September 1, 2014
2015 Ford Transit. Click image to enlarge
Review and photos by Jacob Black
Originally published June 20, 2014.
It’s a good time to be buying commercial vans here in North America. The industry is going through something of a boom phase with an influx of new models – mostly derived from European vehicles. In fact, Ford says that the industry will grow from 4 nameplates to 11 by the end of 2015.
With competition increasing, and world markets becoming more homogenized, it’s hardly surprising that the North America–only editions are being phased out in favour of global platforms. So, with a large amount of sadness we bid farewell to the E-Series vans that have been a North American staple for four decades. In its stead, we welcome the Transit. New to North America, yes, but despite being five years younger, Transit has been dominating European commercial van markets longer than the E-Series has been on top in America.
The E-Series was North America’s best-selling van for 35 years – Transit has been Europe’s best-selling commercial vehicle for 47 years. So Transit comes to North America with a lot of heritage behind it.
Unlike the E-Series, the Transit comes factory-direct with three roof heights: 2,800, 2,600 and 2,100 mm. That extra space means Ford now has a genuine competitor to the Mercedes-Benz Sprinter and the Ram ProMaster.

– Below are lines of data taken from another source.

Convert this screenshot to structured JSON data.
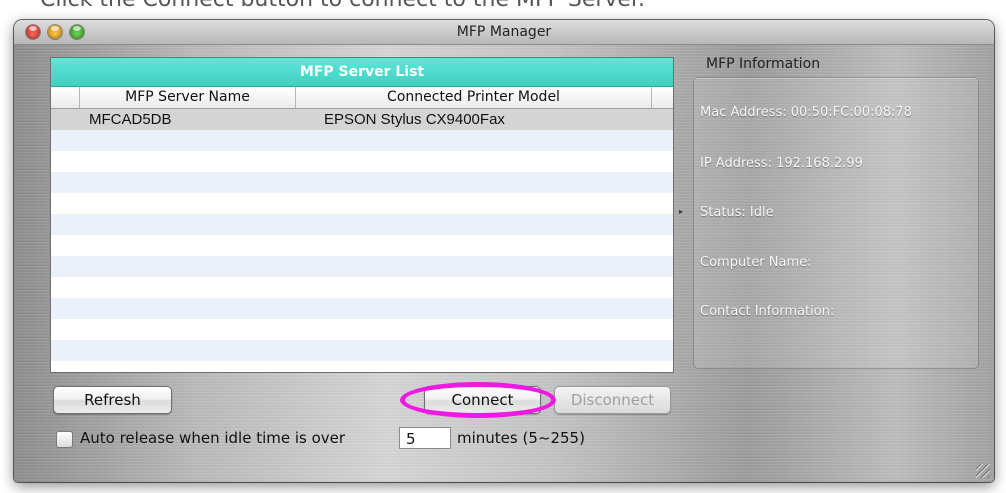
{
  "caption": "Click the Connect button to connect to the MFP Server.",
  "window": {
    "title": "MFP Manager"
  },
  "server_list": {
    "title": "MFP Server List",
    "columns": [
      "MFP Server Name",
      "Connected Printer Model"
    ],
    "rows": [
      {
        "name": "MFCAD5DB",
        "model": "EPSON Stylus CX9400Fax"
      },
      {
        "name": "",
        "model": ""
      },
      {
        "name": "",
        "model": ""
      },
      {
        "name": "",
        "model": ""
      },
      {
        "name": "",
        "model": ""
      },
      {
        "name": "",
        "model": ""
      },
      {
        "name": "",
        "model": ""
      },
      {
        "name": "",
        "model": ""
      },
      {
        "name": "",
        "model": ""
      },
      {
        "name": "",
        "model": ""
      },
      {
        "name": "",
        "model": ""
      },
      {
        "name": "",
        "model": ""
      }
    ]
  },
  "info": {
    "label": "MFP Information",
    "mac": "Mac Address: 00:50:FC:00:08:78",
    "ip": "IP Address: 192.168.2.99",
    "status": "Status: Idle",
    "computer_name": "Computer Name:",
    "contact": "Contact Information:"
  },
  "buttons": {
    "refresh": "Refresh",
    "connect": "Connect",
    "disconnect": "Disconnect"
  },
  "auto_release": {
    "label": "Auto release when idle time is over",
    "value": "5",
    "suffix": "minutes (5~255)",
    "checked": false
  },
  "colors": {
    "list_header": "#4ad8c9",
    "highlight_ring": "#ee19e3"
  }
}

Like them, it comes in multiple base configurations – but here Ford claims a class-leading 58. Those include two wheelbases: 3,300 mm and 3,750, and three body lengths. There are van, wagon, chassis cab and cutaway body styles and two trim levels: XL and XLT.
Available door options include dual-side sliding doors, passenger-side sliding door, 60/40 split opening side doors and either 180- or 270-degree opening rear clamshell doors.
The largest body length and highest roof height (tagged “Jumbo” by Ford) combine for 13,790 L of cargo volume – that’s close to twice the cargo volume of the largest E-Series at 7,881 L. Even the smallest Transit comes close to the largest E-Series’s benchmark with 6,966 L – bottom line – the E-Series has been replaced by something far larger.
Overall payload weight ranges have also grown. Payload is up from between 1,350 kg and 1,860 kg for the E-Series to between 1,630 kg and 2,265 kg for the Transit – that’s a 22 percent increase in payload. Gross vehicle weight ranges from 3,878-4,700 kg.
2015 Ford Transit seating, dashboard, cargo area. Click image to enlarge
The three roof heights give three different maximum cargo heights – 1.4m for low roof, 1.8m for medium and 2m for height. In passenger wagon configuration there are seats for 8, 10, 12 or 15 passengers (plus the driver and one additional passenger).
The 2015 Ford Transit will be available as a full cab chassis – another thing missing from the E-Series line up. The cab chassis and cut away option will improve options for RV and small cargo truck body builders. It will be available in three lengths and series but with only one roof height (low).
The first-drive event was held at one of the workshops of Ford’s (and North America’s) largest up-fitting companies. There we learned that the Transit is a welcome site for up-fitters – especially those who put together ambulances. The higher roof in particular means less work and less body reinforcing – turns out E-Series vans needed a bit of cut and shut to get the higher ambulance roof added on.
Ford has added some E-Series benefits to the Transit for North America – things like the available barn door side openings. We get the six-speed automatic transmission on all three engines – the Europeans don’t get it at all, and we get up to 3,400 kg of towing (with a class-four hitch and the EcoBoost engine).
2015 Ford Transit converted cargo area. Click image to enlarge
There are three engines available, the 3.2L five-cylinder PowerStroke diesel with 197 horsepower and 347 lb-ft of torque, a 3.7L V6 with 275 hp and 260 lb-ft and a 3.6L EcoBoost V6 with 310 hp and 400 lb-ft of torque.
The 3.7L V6 will be offered with a CNG/LPG prep kit for fleet operators who run propane-based fuels and it will also run happily on E85 flex-fuel.
The diesel is new for North America, but is the third generation of Ford’s Puma series of diesel engines, it comes B25 bio-fuel compatible.
Ford expects the top-spec EcoBoost engine to be the most popular, basing that belief on the unexpected success of the engine in the F-150.